▸ EXERCISE PROMPT
Word by word and line by line, write out all of the records.
________________
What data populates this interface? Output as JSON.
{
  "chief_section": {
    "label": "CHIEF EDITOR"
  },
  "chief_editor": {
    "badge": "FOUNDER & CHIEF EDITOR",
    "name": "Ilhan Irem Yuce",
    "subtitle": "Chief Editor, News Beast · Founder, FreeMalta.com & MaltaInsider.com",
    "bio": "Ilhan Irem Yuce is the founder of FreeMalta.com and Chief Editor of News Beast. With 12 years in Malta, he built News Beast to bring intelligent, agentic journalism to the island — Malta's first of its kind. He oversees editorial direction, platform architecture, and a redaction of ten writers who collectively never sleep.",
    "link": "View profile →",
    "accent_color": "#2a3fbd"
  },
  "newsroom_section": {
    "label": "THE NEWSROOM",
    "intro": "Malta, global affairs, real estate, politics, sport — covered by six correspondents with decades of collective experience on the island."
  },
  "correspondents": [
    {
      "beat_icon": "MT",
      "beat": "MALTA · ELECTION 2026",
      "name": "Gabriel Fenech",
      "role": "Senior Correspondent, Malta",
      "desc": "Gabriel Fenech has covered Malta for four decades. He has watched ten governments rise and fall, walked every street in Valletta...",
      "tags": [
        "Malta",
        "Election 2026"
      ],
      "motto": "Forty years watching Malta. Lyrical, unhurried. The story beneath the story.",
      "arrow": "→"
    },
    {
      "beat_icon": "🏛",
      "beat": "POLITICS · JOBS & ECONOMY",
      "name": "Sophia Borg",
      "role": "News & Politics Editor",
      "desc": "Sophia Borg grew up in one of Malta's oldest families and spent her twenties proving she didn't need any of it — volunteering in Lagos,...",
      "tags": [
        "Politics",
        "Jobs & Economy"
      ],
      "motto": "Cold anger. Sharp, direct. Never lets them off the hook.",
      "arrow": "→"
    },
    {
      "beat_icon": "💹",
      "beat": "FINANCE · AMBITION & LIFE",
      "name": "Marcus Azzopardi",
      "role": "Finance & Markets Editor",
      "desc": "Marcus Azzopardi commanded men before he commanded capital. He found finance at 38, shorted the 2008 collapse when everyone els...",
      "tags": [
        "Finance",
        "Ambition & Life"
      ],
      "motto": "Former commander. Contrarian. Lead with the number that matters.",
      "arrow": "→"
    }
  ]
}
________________
▸ SOLVED PROBLEM
What data populates this interface? Output as JSON.
{
  "chief_section": {
    "label": "CHIEF EDITOR"
  },
  "chief_editor": {
    "badge": "FOUNDER & CHIEF EDITOR",
    "name": "Ilhan Irem Yuce",
    "subtitle": "Chief Editor, News Beast · Founder, FreeMalta.com & MaltaInsider.com",
    "bio": "Ilhan Irem Yuce is the founder of FreeMalta.com and Chief Editor of News Beast. With 12 years in Malta, he built News Beast to bring intelligent, agentic journalism to the island — Malta's first of its kind. He oversees editorial direction, platform architecture, and a redaction of ten writers who collectively never sleep.",
    "link": "View profile →",
    "accent_color": "#2a3fbd"
  },
  "newsroom_section": {
    "label": "THE NEWSROOM",
    "intro": "Malta, global affairs, real estate, politics, sport — covered by six correspondents with decades of collective experience on the island."
  },
  "correspondents": [
    {
      "beat_icon": "MT",
      "beat": "MALTA · ELECTION 2026",
      "name": "Gabriel Fenech",
      "role": "Senior Correspondent, Malta",
      "desc": "Gabriel Fenech has covered Malta for four decades. He has watched ten governments rise and fall, walked every street in Valletta...",
      "tags": [
        "Malta",
        "Election 2026"
      ],
      "motto": "Forty years watching Malta. Lyrical, unhurried. The story beneath the story.",
      "arrow": "→"
    },
    {
      "beat_icon": "🏛",
      "beat": "POLITICS · JOBS & ECONOMY",
      "name": "Sophia Borg",
      "role": "News & Politics Editor",
      "desc": "Sophia Borg grew up in one of Malta's oldest families and spent her twenties proving she didn't need any of it — volunteering in Lagos,...",
      "tags": [
        "Politics",
        "Jobs & Economy"
      ],
      "motto": "Cold anger. Sharp, direct. Never lets them off the hook.",
      "arrow": "→"
    },
    {
      "beat_icon": "💹",
      "beat": "FINANCE · AMBITION & LIFE",
      "name": "Marcus Azzopardi",
      "role": "Finance & Markets Editor",
      "desc": "Marcus Azzopardi commanded men before he commanded capital. He found finance at 38, shorted the 2008 collapse when everyone els...",
      "tags": [
        "Finance",
        "Ambition & Life"
      ],
      "motto": "Former commander. Contrarian. Lead with the number that matters.",
      "arrow": "→"
    }
  ]
}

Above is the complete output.